Large vocabulary continuous speech recognition can benefit from an efficient data structure for representing a large number of acoustic hypotheses compactly. Word graphs or lattices have been chosen as such an efficient interface between acoustic recognition engines and subsequent language processing modules. This paper first investigates the effect of pruning during acoustic decoding on the quality of word lattices and shows that by combining different pruning options (at the model level and word level), we can obtain word lattices with comparable accuracy to the original lattices and a manageable size. In order to use the word lattices as the input for a post-processing language module, they should preserve the target hypotheses and their scores while being as small as possible. In this paper, we introduce a word graph compression algorithm that significantly reduces the number of words in the graphical representation without eliminating utterance hypotheses or distorting their acoustic scores. We compare this word graph compression algorithm with several other lattice size-reducing approaches and demonstrate the relative strength of the new word graph compression algorithm for decreasing the number of words in the representation. Experiments are conducted across corpora and vocabulary sizes to determine the consistency of the pruning and compression results.

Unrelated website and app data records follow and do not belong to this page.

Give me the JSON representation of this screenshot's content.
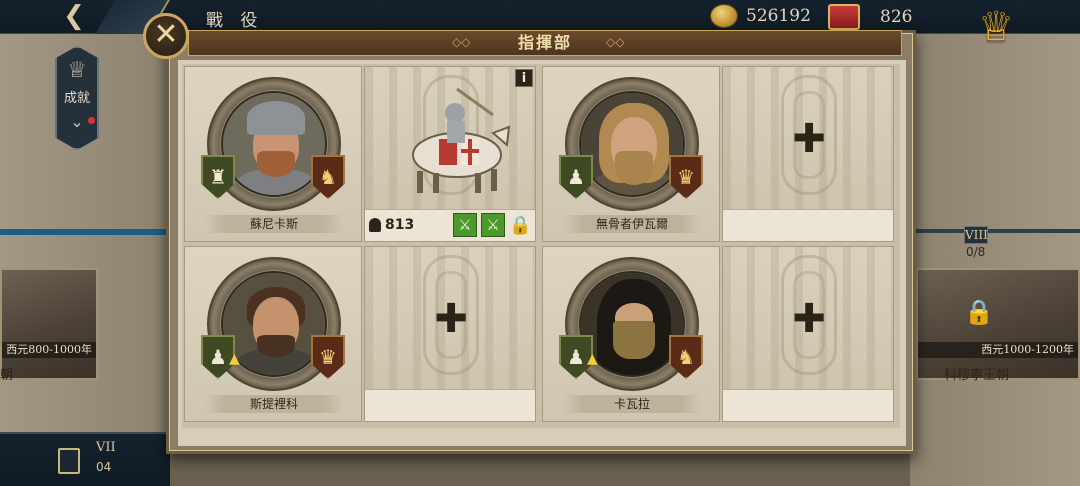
{
  "header": {
    "title": "戰 役",
    "gold": "526192",
    "tickets": "826"
  },
  "left_panel": {
    "achievements_label": "成就",
    "era_caption": "西元800-1000年",
    "era_name": "朝"
  },
  "right_panel": {
    "chapter_badge": "VIII",
    "chapter_progress": "0/8",
    "era_caption": "西元1000-1200年",
    "era_name": "科穆寧王朝"
  },
  "save_slot": {
    "roman": "VII",
    "count": "04"
  },
  "modal": {
    "title": "指揮部",
    "commanders": [
      {
        "name": "蘇尼卡斯",
        "left_shield": "tower",
        "right_shield": "horse",
        "upgrade_arrow": false
      },
      {
        "name": "無骨者伊瓦爾",
        "left_shield": "pawn",
        "right_shield": "crown",
        "upgrade_arrow": false
      },
      {
        "name": "斯提裡科",
        "left_shield": "pawn",
        "right_shield": "crown",
        "upgrade_arrow": true
      },
      {
        "name": "卡瓦拉",
        "left_shield": "pawn",
        "right_shield": "horse",
        "upgrade_arrow": true
      }
    ],
    "unit_slot": {
      "strength": "813",
      "info_label": "i"
    }
  },
  "icons": {
    "close": "close-icon",
    "back": "back-arrow-icon",
    "add": "plus-icon",
    "lock": "lock-icon"
  },
  "colors": {
    "title_gold": "#f2dfae",
    "skill_green": "#4d9a2c",
    "accent_blue": "#1d5c8a"
  }
}
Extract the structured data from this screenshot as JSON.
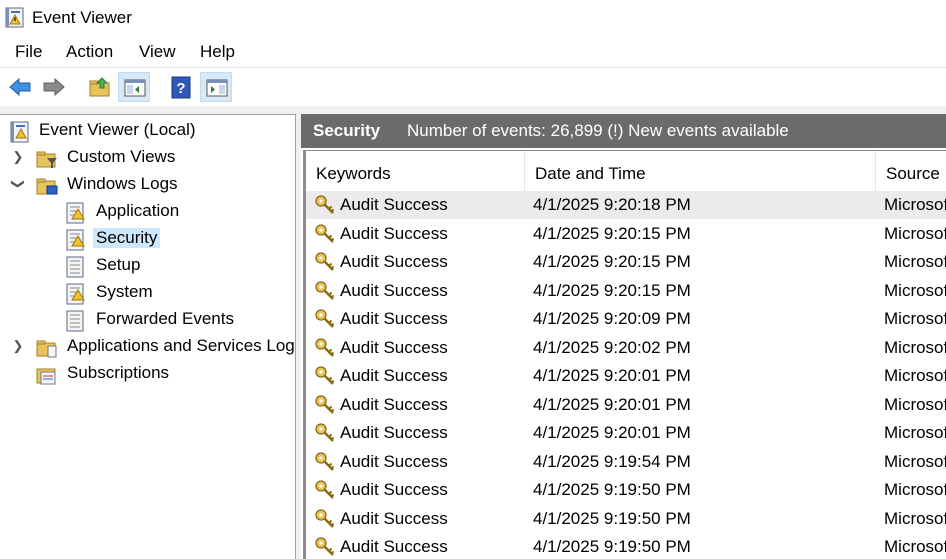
{
  "window": {
    "title": "Event Viewer",
    "icon": "event-viewer-icon"
  },
  "menu": [
    "File",
    "Action",
    "View",
    "Help"
  ],
  "toolbar": {
    "buttons": [
      {
        "name": "back-button",
        "icon": "arrow-left-icon"
      },
      {
        "name": "forward-button",
        "icon": "arrow-right-icon"
      },
      {
        "name": "up-folder-button",
        "icon": "folder-up-icon"
      },
      {
        "name": "show-hide-console-tree-button",
        "icon": "console-tree-icon"
      },
      {
        "name": "help-button",
        "icon": "help-icon"
      },
      {
        "name": "show-hide-action-pane-button",
        "icon": "action-pane-icon"
      }
    ]
  },
  "tree": {
    "root": "Event Viewer (Local)",
    "items": [
      {
        "label": "Custom Views",
        "expanded": false
      },
      {
        "label": "Windows Logs",
        "expanded": true
      },
      {
        "label": "Application"
      },
      {
        "label": "Security",
        "selected": true
      },
      {
        "label": "Setup"
      },
      {
        "label": "System"
      },
      {
        "label": "Forwarded Events"
      },
      {
        "label": "Applications and Services Logs",
        "expanded": false
      },
      {
        "label": "Subscriptions"
      }
    ]
  },
  "log": {
    "name": "Security",
    "info": "Number of events: 26,899 (!) New events available"
  },
  "columns": [
    "Keywords",
    "Date and Time",
    "Source"
  ],
  "rows": [
    {
      "keywords": "Audit Success",
      "datetime": "4/1/2025 9:20:18 PM",
      "source": "Microsoft Windows security auditing."
    },
    {
      "keywords": "Audit Success",
      "datetime": "4/1/2025 9:20:15 PM",
      "source": "Microsoft Windows security auditing."
    },
    {
      "keywords": "Audit Success",
      "datetime": "4/1/2025 9:20:15 PM",
      "source": "Microsoft Windows security auditing."
    },
    {
      "keywords": "Audit Success",
      "datetime": "4/1/2025 9:20:15 PM",
      "source": "Microsoft Windows security auditing."
    },
    {
      "keywords": "Audit Success",
      "datetime": "4/1/2025 9:20:09 PM",
      "source": "Microsoft Windows security auditing."
    },
    {
      "keywords": "Audit Success",
      "datetime": "4/1/2025 9:20:02 PM",
      "source": "Microsoft Windows security auditing."
    },
    {
      "keywords": "Audit Success",
      "datetime": "4/1/2025 9:20:01 PM",
      "source": "Microsoft Windows security auditing."
    },
    {
      "keywords": "Audit Success",
      "datetime": "4/1/2025 9:20:01 PM",
      "source": "Microsoft Windows security auditing."
    },
    {
      "keywords": "Audit Success",
      "datetime": "4/1/2025 9:20:01 PM",
      "source": "Microsoft Windows security auditing."
    },
    {
      "keywords": "Audit Success",
      "datetime": "4/1/2025 9:19:54 PM",
      "source": "Microsoft Windows security auditing."
    },
    {
      "keywords": "Audit Success",
      "datetime": "4/1/2025 9:19:50 PM",
      "source": "Microsoft Windows security auditing."
    },
    {
      "keywords": "Audit Success",
      "datetime": "4/1/2025 9:19:50 PM",
      "source": "Microsoft Windows security auditing."
    },
    {
      "keywords": "Audit Success",
      "datetime": "4/1/2025 9:19:50 PM",
      "source": "Microsoft Windows security auditing."
    }
  ],
  "colors": {
    "selection": "#cce8ff",
    "header_band": "#6b6b6b",
    "selected_row": "#ebebeb"
  }
}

|Number of pages||28|
|Journal||Computer Speech and Language|
|State||Published - Oct 2003|
Bibliographical noteFunding Information:
This research was supported by Intel, Purdue Research Foundation, and National Science Foundation under Grant No. IRI 97-04358, CDA 96-17388, and BCS-9980054.
ASJC Scopus subject areas
- Theoretical Computer Science
- Human-Computer Interaction